- Assignment
Could you repeat the listing exactly, leaving out the pictures?

- Given data
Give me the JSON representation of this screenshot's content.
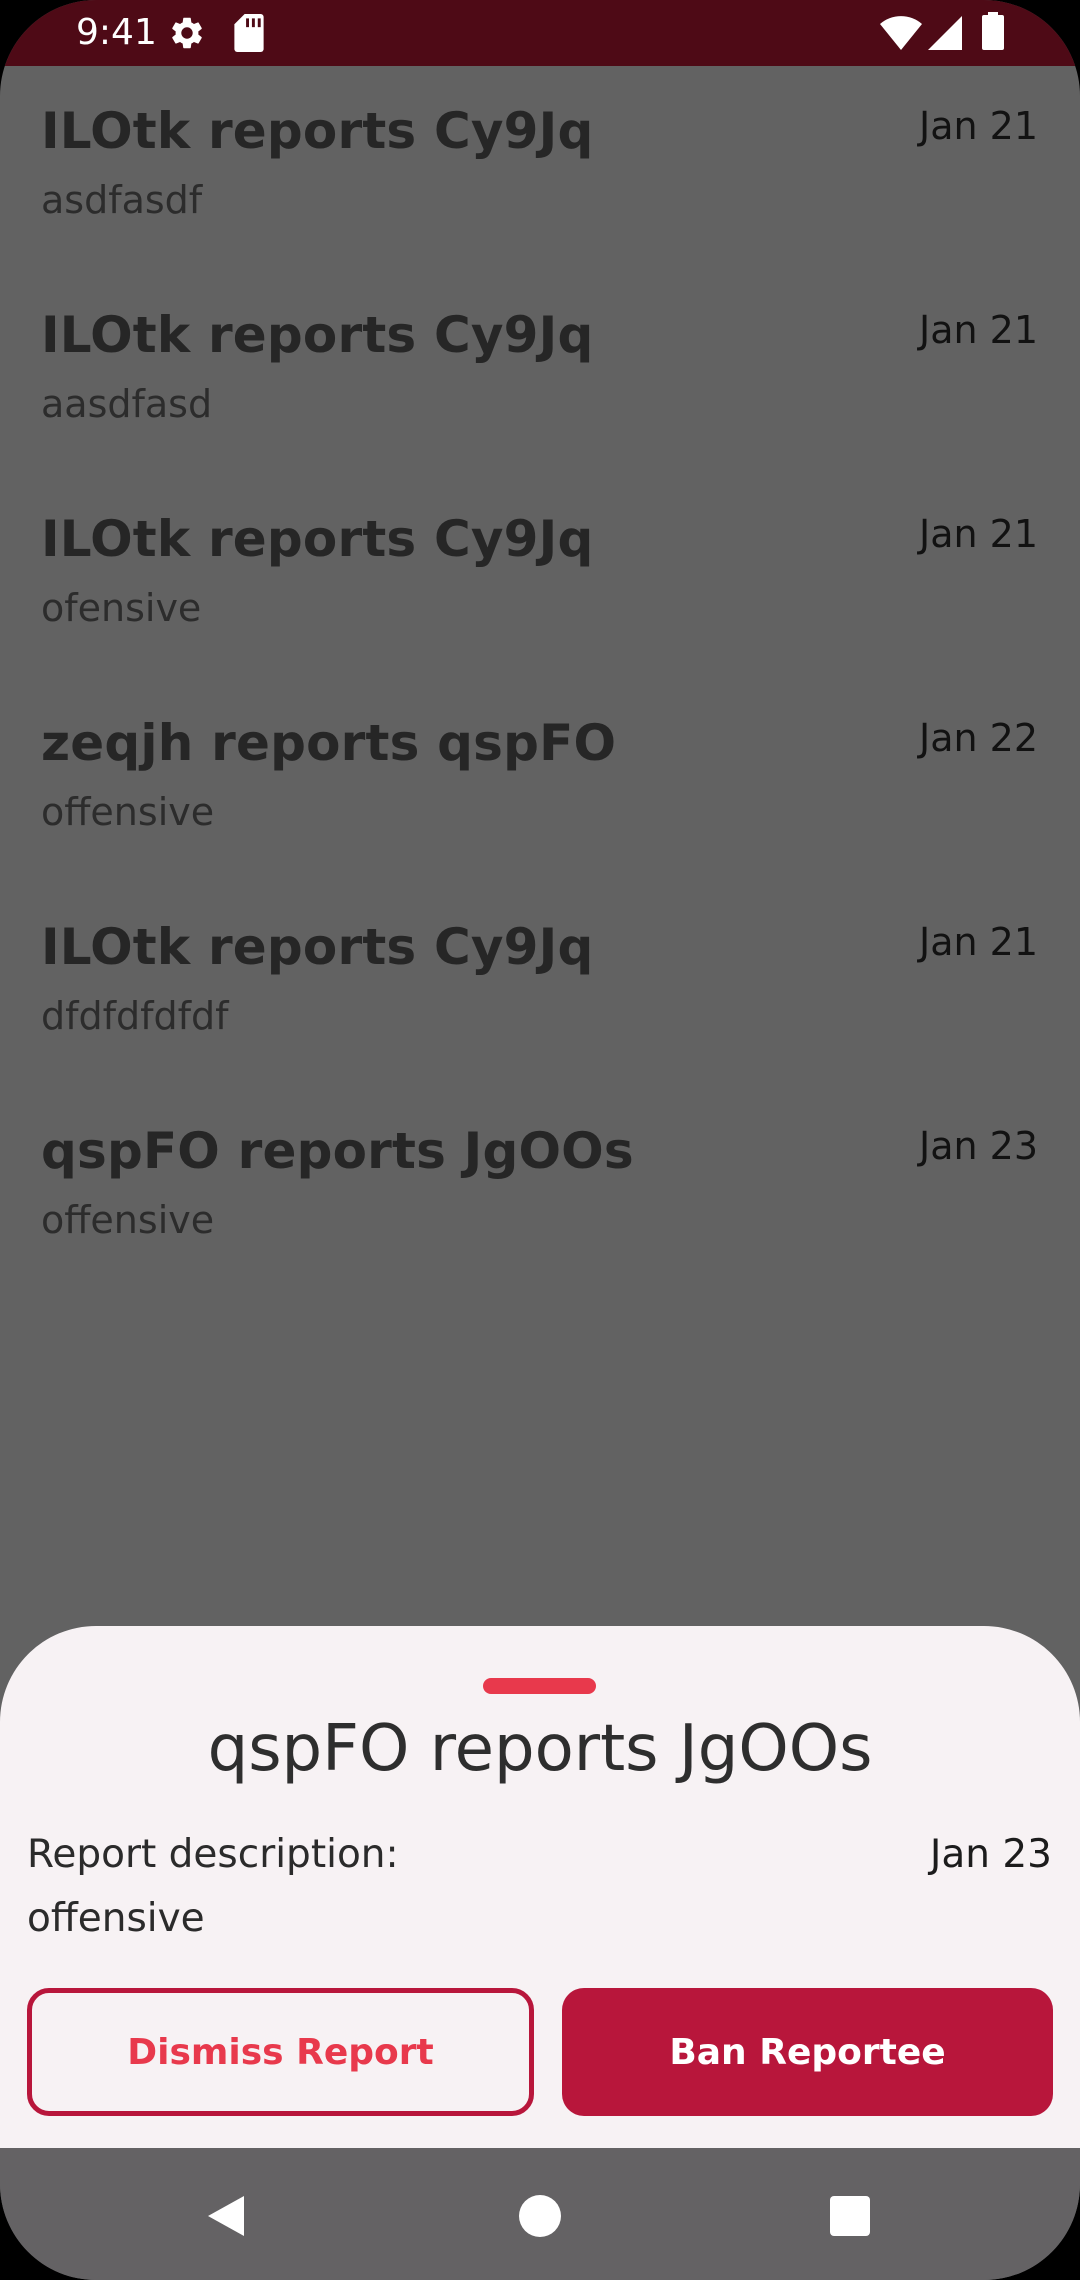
{
  "status_bar": {
    "time": "9:41",
    "icons": [
      "gear-icon",
      "sd-card-icon",
      "wifi-icon",
      "cell-signal-icon",
      "battery-icon"
    ],
    "background": "#4e0a16"
  },
  "reports": [
    {
      "title": "ILOtk reports Cy9Jq",
      "date": "Jan 21",
      "description": "asdfasdf"
    },
    {
      "title": "ILOtk reports Cy9Jq",
      "date": "Jan 21",
      "description": "aasdfasd"
    },
    {
      "title": "ILOtk reports Cy9Jq",
      "date": "Jan 21",
      "description": "ofensive"
    },
    {
      "title": "zeqjh reports qspFO",
      "date": "Jan 22",
      "description": "offensive"
    },
    {
      "title": "ILOtk reports Cy9Jq",
      "date": "Jan 21",
      "description": "dfdfdfdfdf"
    },
    {
      "title": "qspFO reports JgOOs",
      "date": "Jan 23",
      "description": "offensive"
    }
  ],
  "sheet": {
    "title": "qspFO reports JgOOs",
    "description_label": "Report description:",
    "date": "Jan 23",
    "description": "offensive",
    "dismiss_label": "Dismiss Report",
    "ban_label": "Ban Reportee"
  },
  "nav_bar": {
    "icons": [
      "back-icon",
      "home-icon",
      "recents-icon"
    ]
  },
  "colors": {
    "accent": "#b8163b",
    "accent_light": "#e8394c",
    "scrim": "#626262",
    "sheet_background": "#f7f2f4"
  }
}
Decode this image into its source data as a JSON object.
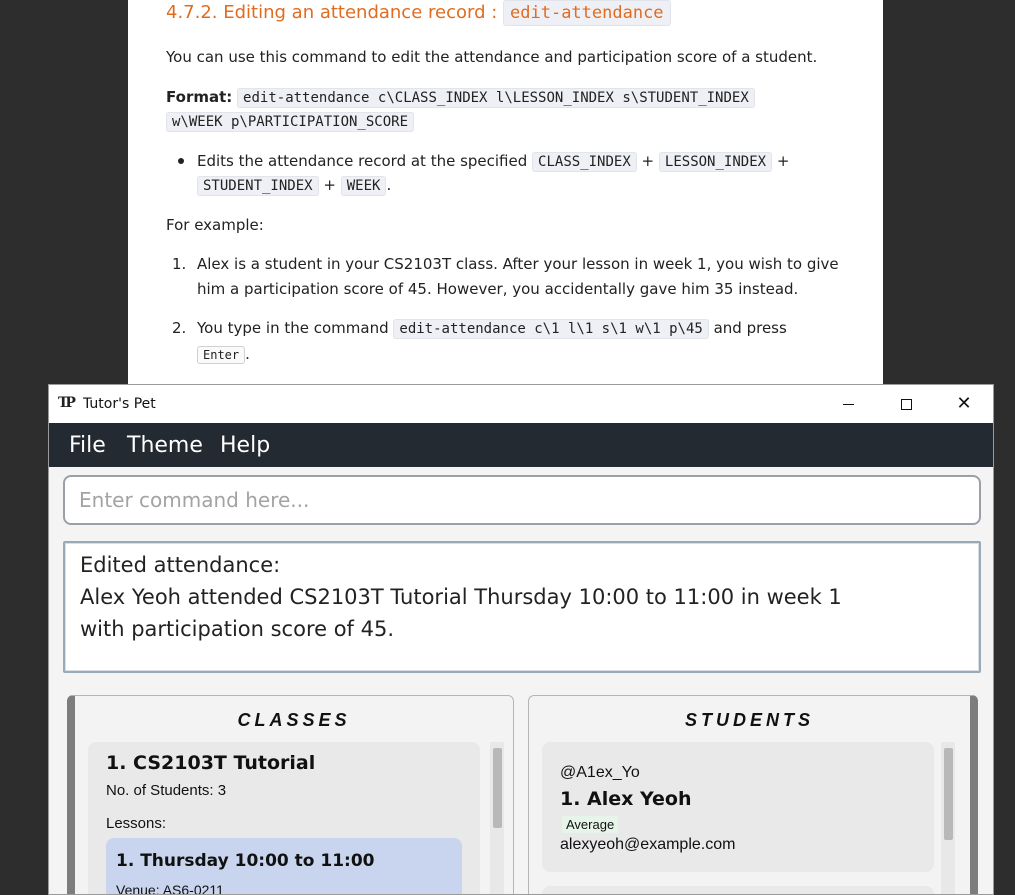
{
  "doc": {
    "heading_text": "4.7.2. Editing an attendance record : ",
    "heading_code": "edit-attendance",
    "intro": "You can use this command to edit the attendance and participation score of a student.",
    "format_label": "Format:",
    "format_code_line1": "edit-attendance c\\CLASS_INDEX l\\LESSON_INDEX s\\STUDENT_INDEX",
    "format_code_line2": "w\\WEEK p\\PARTICIPATION_SCORE",
    "bullet_text": "Edits the attendance record at the specified",
    "bullet_codes": [
      "CLASS_INDEX",
      "LESSON_INDEX",
      "STUDENT_INDEX",
      "WEEK"
    ],
    "plus": "+",
    "period": ".",
    "example_label": "For example:",
    "item1_num": "1.",
    "item1_line1": "Alex is a student in your CS2103T class. After your lesson in week 1, you wish to give",
    "item1_line2": "him a participation score of 45. However, you accidentally gave him 35 instead.",
    "item2_num": "2.",
    "item2_pre": "You type in the command",
    "item2_code": "edit-attendance c\\1 l\\1 s\\1 w\\1 p\\45",
    "item2_post": "and press",
    "item2_key": "Enter"
  },
  "window": {
    "title": "Tutor's Pet",
    "icon_text": "TP"
  },
  "menu": [
    "File",
    "Theme",
    "Help"
  ],
  "command": {
    "placeholder": "Enter command here..."
  },
  "result": {
    "line1": "Edited attendance:",
    "line2": "Alex Yeoh attended CS2103T Tutorial Thursday 10:00 to 11:00 in week 1",
    "line3": "with participation score of 45."
  },
  "classes_panel": {
    "title": "CLASSES",
    "class_title": "1.  CS2103T Tutorial",
    "students_label": "No. of Students:  3",
    "lessons_label": "Lessons:",
    "lesson_title": "1. Thursday 10:00 to 11:00",
    "lesson_venue": "Venue: AS6-0211"
  },
  "students_panel": {
    "title": "STUDENTS",
    "telegram": "@A1ex_Yo",
    "name": "1.  Alex Yeoh",
    "badge": "Average",
    "email": "alexyeoh@example.com"
  }
}
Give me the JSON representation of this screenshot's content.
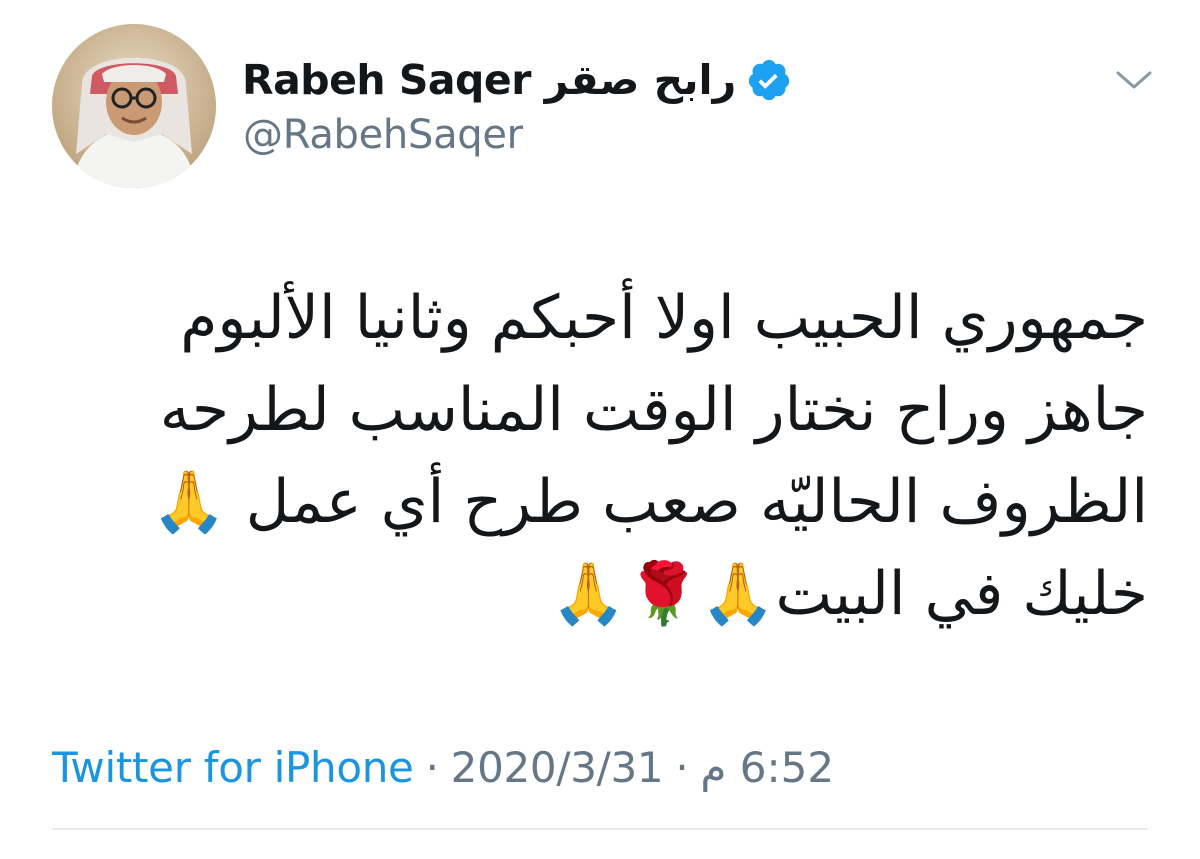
{
  "author": {
    "display_name": "Rabeh Saqer رابح صقر",
    "handle": "@RabehSaqer",
    "verified": true
  },
  "icons": {
    "verified": "verified-badge-icon",
    "caret": "chevron-down-icon",
    "avatar": "profile-photo"
  },
  "tweet": {
    "lines": [
      "جمهوري الحبيب اولا أحبكم وثانيا الألبوم",
      "جاهز وراح نختار الوقت المناسب لطرحه",
      "الظروف الحاليّه صعب طرح أي عمل 🙏",
      "خليك في البيت🙏🌹🙏"
    ]
  },
  "meta": {
    "source": "Twitter for iPhone",
    "separator": "·",
    "date": "2020/3/31",
    "time": "6:52 م"
  },
  "colors": {
    "link": "#1b95e0",
    "secondary": "#657786",
    "verified": "#1da1f2",
    "divider": "#e6ecf0"
  }
}
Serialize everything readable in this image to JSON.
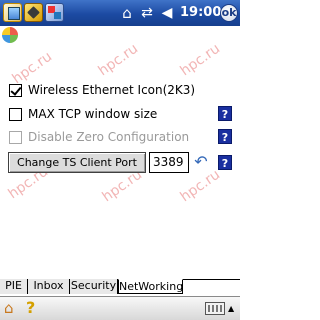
{
  "status_bar": {
    "time": "19:00",
    "ok_label": "ok",
    "icons": [
      "app-icon",
      "tools-icon",
      "settings-icon",
      "home-icon",
      "connectivity-icon",
      "volume-icon"
    ]
  },
  "watermark_text": "hpc.ru",
  "options": [
    {
      "label": "Wireless Ethernet Icon(2K3)",
      "checked": true,
      "enabled": true
    },
    {
      "label": "MAX TCP window size",
      "checked": false,
      "enabled": true
    },
    {
      "label": "Disable Zero Configuration",
      "checked": false,
      "enabled": false
    }
  ],
  "help_label": "?",
  "ts_port": {
    "button_label": "Change TS Client Port",
    "value": "3389"
  },
  "tabs": [
    {
      "label": "PIE",
      "active": false
    },
    {
      "label": "Inbox",
      "active": false
    },
    {
      "label": "Security",
      "active": false
    },
    {
      "label": "NetWorking",
      "active": true
    }
  ],
  "menu": {
    "help_glyph": "?"
  }
}
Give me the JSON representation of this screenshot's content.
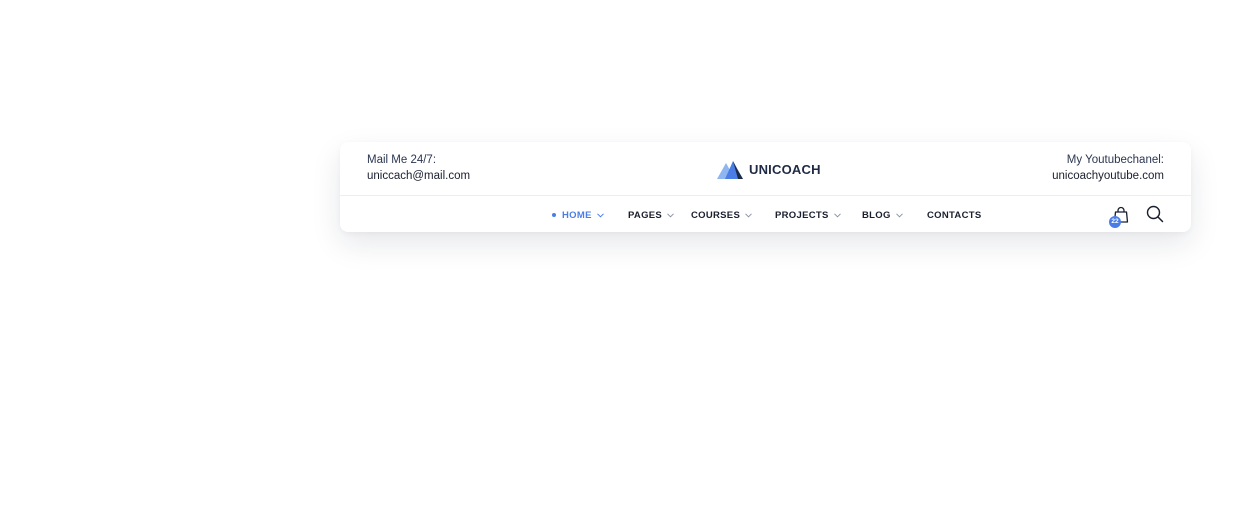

- Output
Give me the JSON representation of this screenshot's content.
{
  "status_bar": {
    "time": "9:41",
    "icons": [
      "gear-icon",
      "sd-card-icon",
      "wifi-icon",
      "cell-signal-icon",
      "battery-icon"
    ],
    "background": "#4e0a16"
  },
  "reports": [
    {
      "title": "ILOtk reports Cy9Jq",
      "date": "Jan 21",
      "description": "asdfasdf"
    },
    {
      "title": "ILOtk reports Cy9Jq",
      "date": "Jan 21",
      "description": "aasdfasd"
    },
    {
      "title": "ILOtk reports Cy9Jq",
      "date": "Jan 21",
      "description": "ofensive"
    },
    {
      "title": "zeqjh reports qspFO",
      "date": "Jan 22",
      "description": "offensive"
    },
    {
      "title": "ILOtk reports Cy9Jq",
      "date": "Jan 21",
      "description": "dfdfdfdfdf"
    },
    {
      "title": "qspFO reports JgOOs",
      "date": "Jan 23",
      "description": "offensive"
    }
  ],
  "sheet": {
    "title": "qspFO reports JgOOs",
    "description_label": "Report description:",
    "date": "Jan 23",
    "description": "offensive",
    "dismiss_label": "Dismiss Report",
    "ban_label": "Ban Reportee"
  },
  "nav_bar": {
    "icons": [
      "back-icon",
      "home-icon",
      "recents-icon"
    ]
  },
  "colors": {
    "accent": "#b8163b",
    "accent_light": "#e8394c",
    "scrim": "#626262",
    "sheet_background": "#f7f2f4"
  }
}
Decode this image into its source data as a JSON object.
{
  "doc": {
    "heading_text": "4.7.2. Editing an attendance record : ",
    "heading_code": "edit-attendance",
    "intro": "You can use this command to edit the attendance and participation score of a student.",
    "format_label": "Format:",
    "format_code_line1": "edit-attendance c\\CLASS_INDEX l\\LESSON_INDEX s\\STUDENT_INDEX",
    "format_code_line2": "w\\WEEK p\\PARTICIPATION_SCORE",
    "bullet_text": "Edits the attendance record at the specified",
    "bullet_codes": [
      "CLASS_INDEX",
      "LESSON_INDEX",
      "STUDENT_INDEX",
      "WEEK"
    ],
    "plus": "+",
    "period": ".",
    "example_label": "For example:",
    "item1_num": "1.",
    "item1_line1": "Alex is a student in your CS2103T class. After your lesson in week 1, you wish to give",
    "item1_line2": "him a participation score of 45. However, you accidentally gave him 35 instead.",
    "item2_num": "2.",
    "item2_pre": "You type in the command",
    "item2_code": "edit-attendance c\\1 l\\1 s\\1 w\\1 p\\45",
    "item2_post": "and press",
    "item2_key": "Enter"
  },
  "window": {
    "title": "Tutor's Pet",
    "icon_text": "TP"
  },
  "menu": [
    "File",
    "Theme",
    "Help"
  ],
  "command": {
    "placeholder": "Enter command here..."
  },
  "result": {
    "line1": "Edited attendance:",
    "line2": "Alex Yeoh attended CS2103T Tutorial Thursday 10:00 to 11:00 in week 1",
    "line3": "with participation score of 45."
  },
  "classes_panel": {
    "title": "CLASSES",
    "class_title": "1.  CS2103T Tutorial",
    "students_label": "No. of Students:  3",
    "lessons_label": "Lessons:",
    "lesson_title": "1. Thursday 10:00 to 11:00",
    "lesson_venue": "Venue: AS6-0211"
  },
  "students_panel": {
    "title": "STUDENTS",
    "telegram": "@A1ex_Yo",
    "name": "1.  Alex Yeoh",
    "badge": "Average",
    "email": "alexyeoh@example.com"
  }
}
Give me the JSON representation of this screenshot's content.
{
  "author": {
    "display_name": "Rabeh Saqer رابح صقر",
    "handle": "@RabehSaqer",
    "verified": true
  },
  "icons": {
    "verified": "verified-badge-icon",
    "caret": "chevron-down-icon",
    "avatar": "profile-photo"
  },
  "tweet": {
    "lines": [
      "جمهوري الحبيب اولا أحبكم وثانيا الألبوم",
      "جاهز وراح نختار الوقت المناسب لطرحه",
      "الظروف الحاليّه صعب طرح أي عمل 🙏",
      "خليك في البيت🙏🌹🙏"
    ]
  },
  "meta": {
    "source": "Twitter for iPhone",
    "separator": "·",
    "date": "2020/3/31",
    "time": "6:52 م"
  },
  "colors": {
    "link": "#1b95e0",
    "secondary": "#657786",
    "verified": "#1da1f2",
    "divider": "#e6ecf0"
  }
}
Serialize everything readable in this image to JSON.
{
  "status_bar": {
    "time": "19:00",
    "ok_label": "ok",
    "icons": [
      "app-icon",
      "tools-icon",
      "settings-icon",
      "home-icon",
      "connectivity-icon",
      "volume-icon"
    ]
  },
  "watermark_text": "hpc.ru",
  "options": [
    {
      "label": "Wireless Ethernet Icon(2K3)",
      "checked": true,
      "enabled": true
    },
    {
      "label": "MAX TCP window size",
      "checked": false,
      "enabled": true
    },
    {
      "label": "Disable Zero Configuration",
      "checked": false,
      "enabled": false
    }
  ],
  "help_label": "?",
  "ts_port": {
    "button_label": "Change TS Client Port",
    "value": "3389"
  },
  "tabs": [
    {
      "label": "PIE",
      "active": false
    },
    {
      "label": "Inbox",
      "active": false
    },
    {
      "label": "Security",
      "active": false
    },
    {
      "label": "NetWorking",
      "active": true
    }
  ],
  "menu": {
    "help_glyph": "?"
  }
}
Give me the JSON representation of this screenshot's content.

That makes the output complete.